Port Douglas- I’ve been visiting since age 17, so aside from being a stunning beachside town, I’ve developed countless great memories there. I stayed at Dougies Backpackers for a month or so when I first bought the van. The groundsman let me use some hand tools to take out the seats and fit the flooring. I lived in a glamping tent for the duration—it’s upper half was constructed out of heavy-duty mosquito net and fairy lights hung from the roof—it was magical. The main street of Port Douglas is always bustling and most of the restaurants serve high-quality seafood. My favourite restaurant Salsa (just off the main street) makes the best prawn linguini and chocolate soufflé.
Noosa- I don’t think you can find a better headland walk in Australia! The trail between Noosa Heads and Sunshine Beach is spectacular. I lived in Sunrise Beach which was about a 10-minute drive into town, and a 2-minute walk to one of the quietest beaches in the area. I rarely found myself down at Hastings St (the main drag) because I adored the quirky vibe of the local strip in Sunshine. There’s a handful of cafes and a fantastic fish and chip shop there. If that wasn’t enough, not too far down the road there's Peregian Beach, a funky little beach town chocka-block with boutiques and bakeries.
Port Macquarie- I only stayed in this town a couple of days because I was on a tight schedule. Despite the fact, I liked it so much I noted it down as a place to return to in the near future. There was a lot going on around the foreshore, with a public mural running the length of the river, alfresco dining everywhere and a lively skate bowl. We listened to music coming from the pubs while watching dolphins play around the boats. There was great atmosphere from morning until night.

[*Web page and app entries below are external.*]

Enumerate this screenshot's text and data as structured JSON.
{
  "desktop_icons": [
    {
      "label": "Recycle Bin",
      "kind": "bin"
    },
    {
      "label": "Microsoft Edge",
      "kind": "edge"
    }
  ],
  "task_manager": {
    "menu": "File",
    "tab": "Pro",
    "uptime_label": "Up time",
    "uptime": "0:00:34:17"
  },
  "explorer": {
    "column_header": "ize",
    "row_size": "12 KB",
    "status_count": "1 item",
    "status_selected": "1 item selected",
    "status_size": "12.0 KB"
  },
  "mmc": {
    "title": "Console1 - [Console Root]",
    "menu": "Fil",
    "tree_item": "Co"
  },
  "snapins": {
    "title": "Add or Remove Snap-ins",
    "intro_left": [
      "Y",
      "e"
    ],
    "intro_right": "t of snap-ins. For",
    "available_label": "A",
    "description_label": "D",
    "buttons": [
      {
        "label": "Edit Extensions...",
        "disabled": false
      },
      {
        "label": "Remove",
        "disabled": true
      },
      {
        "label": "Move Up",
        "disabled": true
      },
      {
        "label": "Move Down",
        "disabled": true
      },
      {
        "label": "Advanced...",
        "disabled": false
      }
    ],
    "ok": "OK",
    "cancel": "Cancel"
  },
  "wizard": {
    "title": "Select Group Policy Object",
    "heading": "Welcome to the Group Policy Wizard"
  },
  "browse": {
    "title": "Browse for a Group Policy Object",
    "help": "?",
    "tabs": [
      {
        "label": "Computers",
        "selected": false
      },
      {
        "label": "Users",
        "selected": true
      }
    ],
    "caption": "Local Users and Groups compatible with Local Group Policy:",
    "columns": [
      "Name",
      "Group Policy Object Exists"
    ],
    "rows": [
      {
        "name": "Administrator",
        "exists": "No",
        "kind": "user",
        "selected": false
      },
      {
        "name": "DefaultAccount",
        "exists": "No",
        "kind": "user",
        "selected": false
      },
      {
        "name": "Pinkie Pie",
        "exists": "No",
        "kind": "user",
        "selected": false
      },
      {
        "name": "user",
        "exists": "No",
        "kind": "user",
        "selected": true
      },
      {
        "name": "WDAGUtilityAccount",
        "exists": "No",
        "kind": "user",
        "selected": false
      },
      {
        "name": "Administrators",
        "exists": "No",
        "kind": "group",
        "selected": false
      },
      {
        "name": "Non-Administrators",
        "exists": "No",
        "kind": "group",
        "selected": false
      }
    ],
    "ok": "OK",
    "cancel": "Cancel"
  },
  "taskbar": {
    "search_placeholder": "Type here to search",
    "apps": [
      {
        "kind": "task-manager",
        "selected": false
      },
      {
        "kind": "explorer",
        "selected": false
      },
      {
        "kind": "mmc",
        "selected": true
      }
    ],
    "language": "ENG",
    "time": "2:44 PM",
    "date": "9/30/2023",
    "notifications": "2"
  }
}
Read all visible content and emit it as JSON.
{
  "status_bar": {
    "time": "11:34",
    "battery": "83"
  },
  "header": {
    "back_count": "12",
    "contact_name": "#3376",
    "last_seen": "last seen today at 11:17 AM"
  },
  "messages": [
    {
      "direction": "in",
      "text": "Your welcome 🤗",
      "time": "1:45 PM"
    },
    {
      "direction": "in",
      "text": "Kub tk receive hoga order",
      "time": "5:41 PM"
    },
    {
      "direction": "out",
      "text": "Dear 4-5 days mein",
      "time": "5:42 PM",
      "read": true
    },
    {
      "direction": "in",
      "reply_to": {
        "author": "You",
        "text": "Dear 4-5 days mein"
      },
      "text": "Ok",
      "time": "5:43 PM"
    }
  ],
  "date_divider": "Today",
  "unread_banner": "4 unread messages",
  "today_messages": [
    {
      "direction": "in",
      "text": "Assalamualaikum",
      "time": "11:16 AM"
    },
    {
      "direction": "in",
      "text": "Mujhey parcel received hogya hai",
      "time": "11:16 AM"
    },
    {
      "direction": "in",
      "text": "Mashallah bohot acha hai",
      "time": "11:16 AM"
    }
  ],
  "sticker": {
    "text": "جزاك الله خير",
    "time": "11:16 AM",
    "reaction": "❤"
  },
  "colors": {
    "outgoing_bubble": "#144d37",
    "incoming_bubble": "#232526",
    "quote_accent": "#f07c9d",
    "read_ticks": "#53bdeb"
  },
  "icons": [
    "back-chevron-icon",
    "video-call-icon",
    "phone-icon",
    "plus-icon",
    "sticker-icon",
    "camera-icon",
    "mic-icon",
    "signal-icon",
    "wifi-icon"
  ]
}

Coober Pedy- This place is the hidden gem of Australia, quite literally. It’s where miners come to make their millions from striking opal and the residents live in underground dugouts. The people are so rich in character and culture. During my week stay I went to a Greek Hall party, has dinner in a local's dugout and was taken on two private mine tours.